In February 2013, the Truckload Carriers Association (TCA) and The National Industrial Transportation League (NITL) released a new version of their guide to good business relations in the truck transport industry. Their voluntary guidelines are aimed at motor carriers/drivers, shippers/receivers and other involved entities in that business. The TCA represents the interests of truckers already for 73 years, and the NITL is the nation’s oldest and largest cargo transport association which is shaping the nations freight transportation system since 1907. View their newly reviewed voluntary guide here.
In contrast to the former version published in September of 2000, this one reflects the complexity of the modern operating environment more effectively. Although the guide cannot be seen as a legal framework, its consideration is recommended. Following the outlined rules, helps satisfying mutual interests, improves work relationships and satisfaction levels, and in turn increases productivity. In general, the following three major areas are seen as crucial by the TCA and NITL: Health and Safety, Work Efficiency, and Courtesy, Respect and Fairness.
It can be summarized that reasonable effort should be invested to prevent delays in loading and uploading cargo. Therefore, deliveries need to be processed promptly and tendered with the complete paperwork. Parking slots, docks and any other unloading facilities must be kept clear at all times. To avoid physical queuing of trailers, deliveries need scheduling or rescheduling. Cleaning and discarding possibilities should be provided to truckers, as it speeds up their work process.
Health and Safety
This includes an employers’ responsibility to respect governmental security regulations such as transit times, which take speed limits into consideration, as well as assuring that loaded trailers are neither overweight nor oversized. Furthermore, drivers and workers must be kept informed about health and safety hazards as well as changes in that respect. Finally, provided equipment such as hoists or winches etc. (Find new lifting equipment here) should be in a good condition at all times, and if necessary vehicle placards utilized.

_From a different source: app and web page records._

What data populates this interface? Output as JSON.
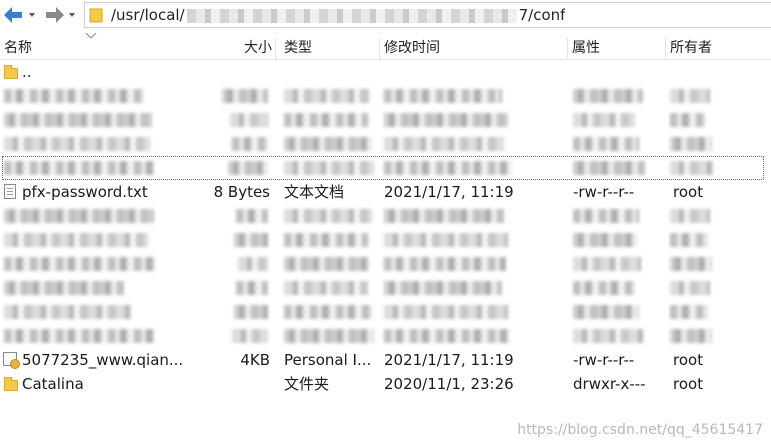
{
  "toolbar": {
    "back_icon": "arrow-left-icon",
    "forward_icon": "arrow-right-icon",
    "dropdown_icon": "chevron-down-icon",
    "folder_icon": "folder-icon",
    "path_prefix": "/usr/local/",
    "path_suffix": "7/conf"
  },
  "columns": {
    "name": "名称",
    "size": "大小",
    "type": "类型",
    "mtime": "修改时间",
    "attr": "属性",
    "owner": "所有者"
  },
  "rows": {
    "parent": {
      "name": "..",
      "icon": "folder-icon"
    },
    "pfx": {
      "name": "pfx-password.txt",
      "size": "8 Bytes",
      "type": "文本文档",
      "mtime": "2021/1/17, 11:19",
      "attr": "-rw-r--r--",
      "owner": "root",
      "icon": "document-icon"
    },
    "cert": {
      "name": "5077235_www.qian...",
      "size": "4KB",
      "type": "Personal I...",
      "mtime": "2021/1/17, 11:19",
      "attr": "-rw-r--r--",
      "owner": "root",
      "icon": "certificate-icon"
    },
    "catalina": {
      "name": "Catalina",
      "size": "",
      "type": "文件夹",
      "mtime": "2020/11/1, 23:26",
      "attr": "drwxr-x---",
      "owner": "root",
      "icon": "folder-icon"
    }
  },
  "watermark": "https://blog.csdn.net/qq_45615417",
  "colors": {
    "folder": "#f3c94a",
    "nav_arrow": "#3c7fd1"
  }
}
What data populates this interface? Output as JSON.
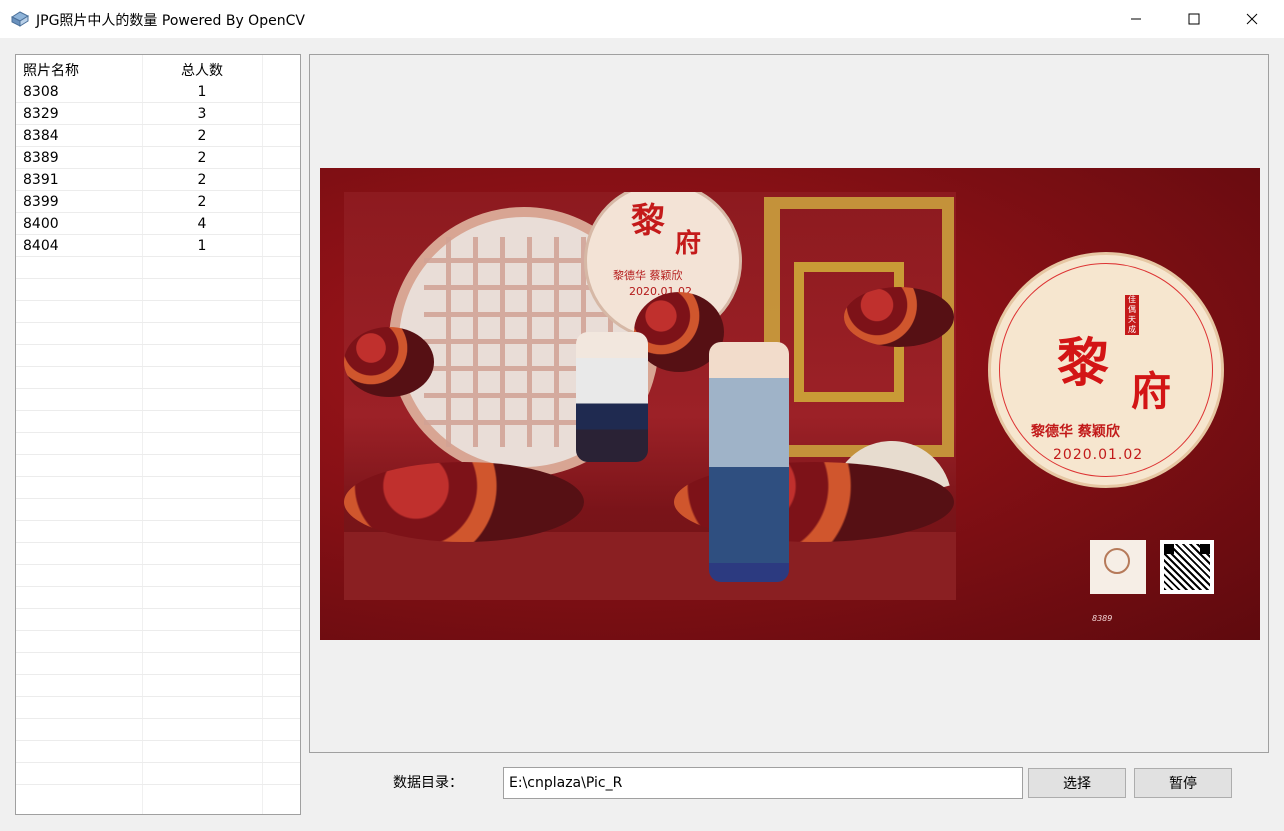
{
  "window": {
    "title": "JPG照片中人的数量  Powered By OpenCV",
    "icon": "app-icon",
    "controls": [
      "minimize-icon",
      "maximize-icon",
      "close-icon"
    ]
  },
  "table": {
    "headers": {
      "name": "照片名称",
      "count": "总人数"
    },
    "rows": [
      {
        "name": "8308",
        "count": "1"
      },
      {
        "name": "8329",
        "count": "3"
      },
      {
        "name": "8384",
        "count": "2"
      },
      {
        "name": "8389",
        "count": "2"
      },
      {
        "name": "8391",
        "count": "2"
      },
      {
        "name": "8399",
        "count": "2"
      },
      {
        "name": "8400",
        "count": "4"
      },
      {
        "name": "8404",
        "count": "1"
      }
    ]
  },
  "preview": {
    "small_sign": {
      "char1": "黎",
      "char2": "府",
      "names": "黎德华 蔡颖欣",
      "date": "2020.01.02"
    },
    "big_sign": {
      "char1": "黎",
      "char2": "府",
      "names": "黎德华 蔡颖欣",
      "date": "2020.01.02",
      "tag": "佳偶天成"
    },
    "photo_code": "8389",
    "colors": {
      "background": "#861015",
      "sign": "#f6e6cf",
      "sign_text": "#d31515"
    }
  },
  "controls": {
    "dir_label": "数据目录：",
    "dir_value": "E:\\cnplaza\\Pic_R",
    "select_button": "选择",
    "pause_button": "暂停"
  }
}
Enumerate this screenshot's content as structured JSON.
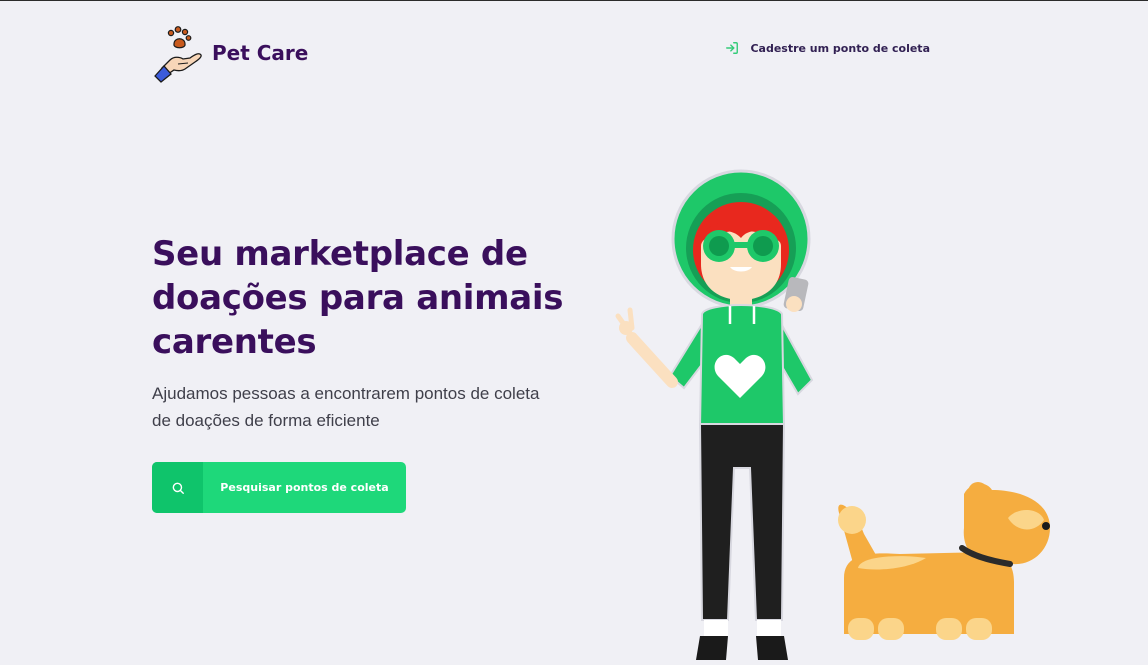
{
  "brand": {
    "name": "Pet Care",
    "logo_icon": "paw-hand-icon"
  },
  "header": {
    "register_link": {
      "label": "Cadestre um ponto de coleta",
      "icon": "log-in-icon"
    }
  },
  "hero": {
    "title": "Seu marketplace de doações para animais carentes",
    "description": "Ajudamos pessoas a encontrarem pontos de coleta de doações de forma eficiente",
    "search_button": {
      "label": "Pesquisar pontos de coleta",
      "icon": "search-icon"
    }
  },
  "colors": {
    "background": "#f0f0f5",
    "title": "#3a0f5c",
    "accent": "#1ed87a",
    "accent_dark": "#0fc46b",
    "link_icon": "#34cb79"
  }
}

Courtesy, Respect and Fairness
The last area mainly comprises the interpersonal responsibility of a management in the transport business. Clearly, staff should be treated with respect and courtesy, but its realization certainly needs more than a backslapping and a regular payment. In contrast, the drivers’ will, dignity and rights must be respected at all times. The first tactic to a good staff-management-relation is a clear communication of what is expected from the workforce. Thus, current rates, service standards or operation requirements must be made clear to the employees. Indeed, the workforce also must be informed about any changes, problems or delays and their corresponding handling. Moreover, a regular communication between management and workforce is needed to prevent a growing gap between the two parties. In those dialogues, feedback can be received and internal problems discussed. However, each management can think about the implementation of an honest feedback system, which could be incorporated in overall Total Quality Management. Secondly, the workforce should be equipped with adequate tools and be offered appropriate and safe restrooms. Finally, an employee’s capabilities and related legal regulations must be followed constantly.
by: Jacqueline Rose